The decision at the G20 summit is also a pointer to Nigeria that it is time to begin to watch our expenditure and consumption habit. The 2010 budget has a deficit of 5 per cent of GDP. Although at N3.95billion or 15 percent of GDP compared with 40 percent acceptable globally, the nation’s debt level is still tolerable; but there is the need for caution. We note that there is nothing wrong with deficit financing per se. Even the United States, in spite of its huge resources is the biggest debtor in the world. The difference, however, is that in the case of the US, the money is invested in productive sectors that are capable of creating employment for citizens. In our own case, such monies are often wasted, which explains why about 70 percent of the nation’s budget is recurrent while capital expenditure that drive investment and growth is not given priority. After exiting the Paris Club debt trap, a couple of years back, the nation should not grope into debt darkness anymore.

We commend the current government practice of financing deficits through the issuance of bond as against the old practice of ways and means. This has helped to moderate inflation. And it should be continued. But we recommend that budgets in Nigeria should be targeted at investment in priority areas that can stimulate growth and development. Much as foreign debts may be necessary, it should be taken at concessionary terms and money invested in projects that contribute directly to the growth of the economy.

The nation’s political system is expensive with various chains of cost centres that don’t contribute the economy. Therefore, budgets targeted at meeting political objectives should be avoided. Emphasis should be on infrastructure development, real sector growth and job creation. There should be deliberate efforts at setting targets and ensuring that implementation of budgetary allocations are strictly monitored

Furthermore, local contractors are owed N3.23 trillion and efforts should be made to clear this, preferably through debt securitisation. This is important because often government brags about maintaining manageable debt level without considering the huge local debt. We believe if this segment of the debt is properly managed, the economy will be better for it.

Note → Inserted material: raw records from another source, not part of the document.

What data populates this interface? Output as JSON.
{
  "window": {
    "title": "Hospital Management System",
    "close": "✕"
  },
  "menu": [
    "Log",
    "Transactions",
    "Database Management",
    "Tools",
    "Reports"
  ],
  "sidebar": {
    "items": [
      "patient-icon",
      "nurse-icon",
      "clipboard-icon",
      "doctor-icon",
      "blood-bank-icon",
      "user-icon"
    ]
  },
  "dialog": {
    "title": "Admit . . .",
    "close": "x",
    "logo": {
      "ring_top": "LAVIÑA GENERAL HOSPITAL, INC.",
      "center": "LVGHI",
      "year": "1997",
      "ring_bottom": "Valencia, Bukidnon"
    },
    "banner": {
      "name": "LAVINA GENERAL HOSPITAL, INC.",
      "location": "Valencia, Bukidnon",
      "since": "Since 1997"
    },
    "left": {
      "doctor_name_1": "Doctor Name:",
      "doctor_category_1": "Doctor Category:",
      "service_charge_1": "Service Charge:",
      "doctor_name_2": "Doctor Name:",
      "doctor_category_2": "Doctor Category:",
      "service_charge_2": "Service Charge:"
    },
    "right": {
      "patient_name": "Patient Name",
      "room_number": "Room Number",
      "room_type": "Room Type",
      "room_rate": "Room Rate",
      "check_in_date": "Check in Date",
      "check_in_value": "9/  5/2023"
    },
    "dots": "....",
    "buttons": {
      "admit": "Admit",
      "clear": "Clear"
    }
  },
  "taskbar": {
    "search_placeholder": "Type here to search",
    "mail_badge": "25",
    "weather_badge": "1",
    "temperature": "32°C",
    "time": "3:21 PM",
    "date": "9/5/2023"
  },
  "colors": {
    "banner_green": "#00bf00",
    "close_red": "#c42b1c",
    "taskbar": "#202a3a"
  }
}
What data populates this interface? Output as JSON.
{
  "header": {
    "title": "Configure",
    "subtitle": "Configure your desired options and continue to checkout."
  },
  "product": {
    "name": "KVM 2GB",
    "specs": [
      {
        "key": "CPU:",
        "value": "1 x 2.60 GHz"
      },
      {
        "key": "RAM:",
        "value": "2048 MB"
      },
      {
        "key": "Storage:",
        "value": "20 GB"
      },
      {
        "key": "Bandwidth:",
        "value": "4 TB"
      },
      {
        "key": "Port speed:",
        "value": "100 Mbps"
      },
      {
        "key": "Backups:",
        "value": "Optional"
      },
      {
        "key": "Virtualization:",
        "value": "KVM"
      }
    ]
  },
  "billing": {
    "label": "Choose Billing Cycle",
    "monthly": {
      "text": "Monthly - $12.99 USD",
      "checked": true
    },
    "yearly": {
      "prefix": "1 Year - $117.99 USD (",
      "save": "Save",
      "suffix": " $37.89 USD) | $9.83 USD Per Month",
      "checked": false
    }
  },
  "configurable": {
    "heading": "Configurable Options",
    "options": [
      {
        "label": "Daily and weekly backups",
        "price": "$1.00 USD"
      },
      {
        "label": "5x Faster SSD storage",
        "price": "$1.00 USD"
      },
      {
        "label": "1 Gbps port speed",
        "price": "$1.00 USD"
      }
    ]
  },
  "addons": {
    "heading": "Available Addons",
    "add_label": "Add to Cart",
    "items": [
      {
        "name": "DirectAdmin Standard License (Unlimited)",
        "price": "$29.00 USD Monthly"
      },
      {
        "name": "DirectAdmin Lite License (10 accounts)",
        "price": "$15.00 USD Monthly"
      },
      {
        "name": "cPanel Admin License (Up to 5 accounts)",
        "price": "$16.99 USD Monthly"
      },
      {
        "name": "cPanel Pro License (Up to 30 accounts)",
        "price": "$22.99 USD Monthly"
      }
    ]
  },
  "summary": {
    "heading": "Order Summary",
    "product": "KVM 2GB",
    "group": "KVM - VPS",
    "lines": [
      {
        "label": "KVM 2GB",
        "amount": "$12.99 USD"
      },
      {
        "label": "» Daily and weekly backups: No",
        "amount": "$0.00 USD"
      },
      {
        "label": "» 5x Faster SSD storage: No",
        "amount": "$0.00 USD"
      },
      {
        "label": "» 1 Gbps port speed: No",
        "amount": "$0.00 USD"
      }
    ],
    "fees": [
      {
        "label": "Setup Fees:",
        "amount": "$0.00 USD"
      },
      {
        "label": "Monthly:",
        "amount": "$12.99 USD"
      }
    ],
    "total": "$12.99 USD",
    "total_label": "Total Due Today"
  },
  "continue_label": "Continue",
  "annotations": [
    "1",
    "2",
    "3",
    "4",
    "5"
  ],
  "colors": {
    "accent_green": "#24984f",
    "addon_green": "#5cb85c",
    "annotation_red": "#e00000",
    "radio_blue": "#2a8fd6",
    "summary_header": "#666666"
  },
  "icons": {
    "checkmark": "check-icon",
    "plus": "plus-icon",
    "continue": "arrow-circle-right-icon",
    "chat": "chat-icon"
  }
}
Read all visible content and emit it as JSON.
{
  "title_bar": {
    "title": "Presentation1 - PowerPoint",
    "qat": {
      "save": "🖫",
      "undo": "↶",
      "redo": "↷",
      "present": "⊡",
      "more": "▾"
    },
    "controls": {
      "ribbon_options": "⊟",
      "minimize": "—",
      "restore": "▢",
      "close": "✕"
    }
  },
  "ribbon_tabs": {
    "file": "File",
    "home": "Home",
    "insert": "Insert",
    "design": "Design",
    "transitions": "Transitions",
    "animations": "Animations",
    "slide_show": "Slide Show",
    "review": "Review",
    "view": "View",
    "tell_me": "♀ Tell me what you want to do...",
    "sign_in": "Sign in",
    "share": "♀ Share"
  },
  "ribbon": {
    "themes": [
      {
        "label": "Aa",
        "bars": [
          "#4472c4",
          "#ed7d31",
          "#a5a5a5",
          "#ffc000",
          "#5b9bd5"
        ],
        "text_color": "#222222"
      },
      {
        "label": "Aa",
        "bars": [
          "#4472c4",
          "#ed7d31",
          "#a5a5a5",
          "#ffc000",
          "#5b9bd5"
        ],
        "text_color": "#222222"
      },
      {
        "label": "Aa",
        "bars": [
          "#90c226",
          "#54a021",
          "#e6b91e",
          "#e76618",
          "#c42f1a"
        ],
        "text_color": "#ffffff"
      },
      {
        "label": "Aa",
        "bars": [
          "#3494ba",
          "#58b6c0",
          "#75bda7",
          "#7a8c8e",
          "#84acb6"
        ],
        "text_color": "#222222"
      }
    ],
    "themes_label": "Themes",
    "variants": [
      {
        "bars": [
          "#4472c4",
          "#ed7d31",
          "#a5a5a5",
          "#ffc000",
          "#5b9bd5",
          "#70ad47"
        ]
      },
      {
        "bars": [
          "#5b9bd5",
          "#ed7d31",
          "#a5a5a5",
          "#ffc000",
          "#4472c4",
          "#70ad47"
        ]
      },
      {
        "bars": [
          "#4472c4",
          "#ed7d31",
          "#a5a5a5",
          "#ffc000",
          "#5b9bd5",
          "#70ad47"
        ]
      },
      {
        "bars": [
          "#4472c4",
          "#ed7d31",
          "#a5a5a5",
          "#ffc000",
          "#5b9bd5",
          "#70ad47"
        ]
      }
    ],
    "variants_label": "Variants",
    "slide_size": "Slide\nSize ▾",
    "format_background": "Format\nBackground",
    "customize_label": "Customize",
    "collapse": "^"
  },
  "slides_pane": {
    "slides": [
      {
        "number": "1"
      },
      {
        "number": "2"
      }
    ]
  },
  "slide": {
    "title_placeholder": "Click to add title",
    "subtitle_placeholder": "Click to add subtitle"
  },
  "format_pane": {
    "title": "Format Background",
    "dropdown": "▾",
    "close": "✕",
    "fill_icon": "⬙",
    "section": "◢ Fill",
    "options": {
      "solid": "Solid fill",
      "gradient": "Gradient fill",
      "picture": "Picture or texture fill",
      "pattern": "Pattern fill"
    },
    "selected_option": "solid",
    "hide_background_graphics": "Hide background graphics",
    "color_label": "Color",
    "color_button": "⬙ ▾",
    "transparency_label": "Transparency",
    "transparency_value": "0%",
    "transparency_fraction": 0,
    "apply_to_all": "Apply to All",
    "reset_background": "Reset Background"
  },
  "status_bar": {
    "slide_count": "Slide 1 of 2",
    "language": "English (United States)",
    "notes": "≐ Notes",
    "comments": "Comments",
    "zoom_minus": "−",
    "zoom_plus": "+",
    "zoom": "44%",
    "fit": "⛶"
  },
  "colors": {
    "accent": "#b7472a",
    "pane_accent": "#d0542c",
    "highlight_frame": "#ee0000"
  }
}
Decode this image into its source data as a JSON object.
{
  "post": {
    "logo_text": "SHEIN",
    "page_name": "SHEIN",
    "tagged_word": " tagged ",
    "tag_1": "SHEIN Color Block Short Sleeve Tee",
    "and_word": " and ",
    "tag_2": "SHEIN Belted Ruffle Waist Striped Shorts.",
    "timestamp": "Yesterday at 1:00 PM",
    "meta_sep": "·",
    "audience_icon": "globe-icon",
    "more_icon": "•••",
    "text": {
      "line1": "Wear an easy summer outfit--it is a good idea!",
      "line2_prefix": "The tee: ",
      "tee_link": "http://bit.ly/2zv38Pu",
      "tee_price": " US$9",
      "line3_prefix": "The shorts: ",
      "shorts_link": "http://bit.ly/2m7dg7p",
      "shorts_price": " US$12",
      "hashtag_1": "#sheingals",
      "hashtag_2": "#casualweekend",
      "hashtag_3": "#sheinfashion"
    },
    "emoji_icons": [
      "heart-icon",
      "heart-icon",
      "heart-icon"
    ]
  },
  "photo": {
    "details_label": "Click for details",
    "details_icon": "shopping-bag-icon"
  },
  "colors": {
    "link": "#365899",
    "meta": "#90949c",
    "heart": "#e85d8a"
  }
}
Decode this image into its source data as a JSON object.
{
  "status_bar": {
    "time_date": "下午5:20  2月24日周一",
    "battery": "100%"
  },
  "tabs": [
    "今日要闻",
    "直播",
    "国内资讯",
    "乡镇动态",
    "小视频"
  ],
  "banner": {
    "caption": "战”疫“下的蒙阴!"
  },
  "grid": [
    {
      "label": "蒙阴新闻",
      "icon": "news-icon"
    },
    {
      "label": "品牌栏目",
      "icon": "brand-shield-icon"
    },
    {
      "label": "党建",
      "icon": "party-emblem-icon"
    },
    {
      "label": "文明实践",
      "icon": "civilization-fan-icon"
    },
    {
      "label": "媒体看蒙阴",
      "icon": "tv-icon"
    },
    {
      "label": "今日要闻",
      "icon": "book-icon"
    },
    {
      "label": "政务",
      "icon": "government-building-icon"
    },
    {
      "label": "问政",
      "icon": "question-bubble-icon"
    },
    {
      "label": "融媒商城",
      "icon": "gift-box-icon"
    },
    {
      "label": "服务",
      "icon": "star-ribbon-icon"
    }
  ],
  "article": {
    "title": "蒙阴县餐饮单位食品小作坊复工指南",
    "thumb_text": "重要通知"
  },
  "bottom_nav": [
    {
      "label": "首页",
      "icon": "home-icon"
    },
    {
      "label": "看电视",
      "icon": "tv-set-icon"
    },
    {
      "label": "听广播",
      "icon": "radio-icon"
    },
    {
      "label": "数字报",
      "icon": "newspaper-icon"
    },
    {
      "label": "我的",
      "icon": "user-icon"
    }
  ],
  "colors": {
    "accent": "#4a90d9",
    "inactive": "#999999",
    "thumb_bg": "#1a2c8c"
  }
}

To put a tab on the nation’s expenditure, we submit that there should be an overhaul of our budgeting system and the nation’s resources deployed for wealth creation, growth and development. At 11 percent, inflation is a threat to Nigeria’s economic stability and frivolous expenditure must be discouraged.